House of X: More on The Poetry Project

Nov
23
2012

HOUSE OF X (or, Elisa Sampedrín talks to you about “little theatres”)

Some years ago I got to wondering if you could communicate comprehensible narrative via movement, gesture and invented speech. In April of 2011 I spent a week working with Tara Friedenberg, Jeff Gladstone and Linda Quibell. We made three stories involving the conflict of two against one-- or one against two-- and there was not one word of English, or any other language, spoken: I brought in text I had invented for a character in The Boy Who Went Outside, and made up a bunch of other gibberish.

The first story was about a knight who angles for the hand of a mad girl in the grip of her protective mother. The second was about a nasty couple who put the man's aged mother in a nursing home, and how the latter and her REALLY nasty daughter-in-law don't see eye to eye. The last story was about a father and his two daughters; or rather, his daughter and STEP-daughter: he lavishes attention on the former, and punishes and abuses the latter, banishing her to the garden shed. One night she discovers she has supernatural powers and takes her revenge.

In December of last year I went back to work on House of X. Tara was not available, so I hired Tanya Podlozniuk in her place. I added a plot line about a director and two actors working on a kind of soap opera scene, in which, from one iteration to another, more and more English was spoken. I also experimented with a story about two women who abduct a man, torture and rape him, then transform him into some version of the Virgin Mary whom they worship, and of whom they beg forgiveness. This last did not work very well, and was scrapped.

I wondered what the point of all these stories was, and couldn't figure it out. I decided to cut them all to pieces and shuffle them, forcing the audience to figure out who was whom and what was going on; so the piece became about how audiences construct meanings out of whatever they see. If you were to deliberately jumble up a number of narrative strands you'd be able to force audiences to confront that subject. But would they thank you for it?

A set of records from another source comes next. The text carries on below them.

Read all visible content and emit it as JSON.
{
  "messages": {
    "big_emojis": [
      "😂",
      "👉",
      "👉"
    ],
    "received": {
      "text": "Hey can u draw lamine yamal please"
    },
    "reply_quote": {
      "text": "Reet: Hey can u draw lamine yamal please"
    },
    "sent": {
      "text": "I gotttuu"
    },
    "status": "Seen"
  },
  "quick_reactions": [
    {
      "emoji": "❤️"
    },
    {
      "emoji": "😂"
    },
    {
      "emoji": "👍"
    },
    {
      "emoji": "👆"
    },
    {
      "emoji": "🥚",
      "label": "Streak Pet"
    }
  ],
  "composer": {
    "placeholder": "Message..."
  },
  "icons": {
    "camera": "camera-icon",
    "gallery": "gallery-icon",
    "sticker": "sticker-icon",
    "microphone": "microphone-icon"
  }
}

At some point it became possible to consider getting this show produced as part of the Neanderthal Arts Fest at the Cultch in Vancouver. With that in mind I did one more workshop, this one in May of this year. I had to replace Jeff AND Tanya, and found Sebastian Kroon and Jane Osborne. During this workshop I brought in all kinds of texts from various collections by eminent and highly-regarded experimental Canadian poet Erin Mouré. These were drawn from all her books, from her first collections in the late 80s to the most recent. I found poems and prose-poetry pieces that supported, echoed, revealed moments in the stories I had directed/choreographed. Elisa's speeches to the audience are taken from Little Theatres. While these are one thing for Erin, for me "little theatres" are the bits and pieces of narrative that are going on all around us; Elisa advises us to pay attention to these moments, which are the only parts of our lives to which we have any claim: this moment, right now.

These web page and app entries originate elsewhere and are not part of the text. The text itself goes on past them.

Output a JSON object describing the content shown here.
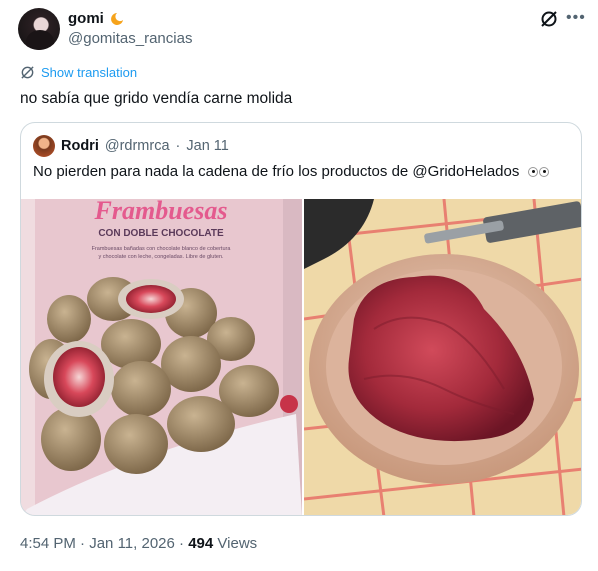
{
  "post": {
    "display_name": "gomi",
    "handle": "@gomitas_rancias",
    "translate_label": "Show translation",
    "text": "no sabía que grido vendía carne molida",
    "time": "4:54 PM",
    "date": "Jan 11, 2026",
    "separator": "·",
    "views_count": "494",
    "views_label": "Views"
  },
  "quote": {
    "display_name": "Rodri",
    "handle": "@rdrmrca",
    "separator": "·",
    "date": "Jan 11",
    "text": "No pierden para nada la cadena de frío los productos de @GridoHelados",
    "package": {
      "title": "Frambuesas",
      "subtitle": "CON DOBLE CHOCOLATE",
      "description_line1": "Frambuesas bañadas con chocolate blanco de cobertura",
      "description_line2": "y chocolate con leche, congeladas. Libre de gluten."
    }
  },
  "colors": {
    "link_blue": "#1d9bf0",
    "secondary_text": "#536471",
    "border": "#cfd9de"
  },
  "icons": [
    "moon-icon",
    "grok-icon",
    "more-icon",
    "translate-icon",
    "eyes-emoji"
  ]
}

I decided to cast Erin's alter ego Elisa Sampedrin as the writer who is bringing the various stories in House of X to the audience. On the last day I realized I had to bring in a fourth actor to play this character, because Linda could not both play her and be IN the stories, and so Crystal Verge joined the team. We spent about three hours trying to fit her into the staging, and then filmed the results. It was kind of rough, but the general shape of the piece had fallen into place. Finally.

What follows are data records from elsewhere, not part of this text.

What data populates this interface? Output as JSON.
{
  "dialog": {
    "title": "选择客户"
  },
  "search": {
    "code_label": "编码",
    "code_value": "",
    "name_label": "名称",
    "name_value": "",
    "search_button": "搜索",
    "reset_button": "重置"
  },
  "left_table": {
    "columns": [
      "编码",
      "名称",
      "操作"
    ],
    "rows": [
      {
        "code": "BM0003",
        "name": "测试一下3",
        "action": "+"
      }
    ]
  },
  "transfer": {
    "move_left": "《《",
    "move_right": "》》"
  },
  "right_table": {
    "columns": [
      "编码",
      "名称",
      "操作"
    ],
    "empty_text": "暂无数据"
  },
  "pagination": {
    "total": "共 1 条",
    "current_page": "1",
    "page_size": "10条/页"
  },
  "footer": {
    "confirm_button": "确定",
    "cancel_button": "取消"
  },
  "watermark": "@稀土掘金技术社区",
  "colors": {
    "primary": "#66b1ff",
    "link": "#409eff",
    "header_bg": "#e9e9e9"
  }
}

I had made a movement introduction that summed up, in a series of tableaux, all the potentials of the stories that formed parts one, two and three. Elisa is evidently still experimenting with these, as she is with the coda, or ending, which seems to be about a couple finding true love, despite the fact that he is already married with children.

So, the piece is about a writer's process; about storytelling; about the different genres--horror, melodrama, revenge tragedy, comedy, romance--to which we are all accustomed and addicted.

The show, which ran just under 50 minutes, was presented at the main space of the Cultch as part of the Neanderthal Arts Fest in July. Both the set and costumes--by Catherine Hahn--were based on the notion of collage; pieces of furniture fused together to make the very simple set, and pieces of clothing SEWN together to make the costumes. The wonderful lighting was--once again--by the very talented Bryan Kenney.

It got good reviews, mixed audience response, suffered from very poor attendance--not surprised at that!-- and was basically an interesting failure. It didn't really hold together, because there was not enough text for the character of Elisa Sampedrin to make her a fully active part of the story; she seemed like an afterthought because she was!

Also, why do we see the stories in the order we do? And what is the accumulation that they offer to provide the sense of a rising arc, rather than a series of episodes. I have pretty much decided to hire Erin to write this part to order in the spring, and to revise the piece accordingly.

Past Production Posters

This Is A Dance

passion

passion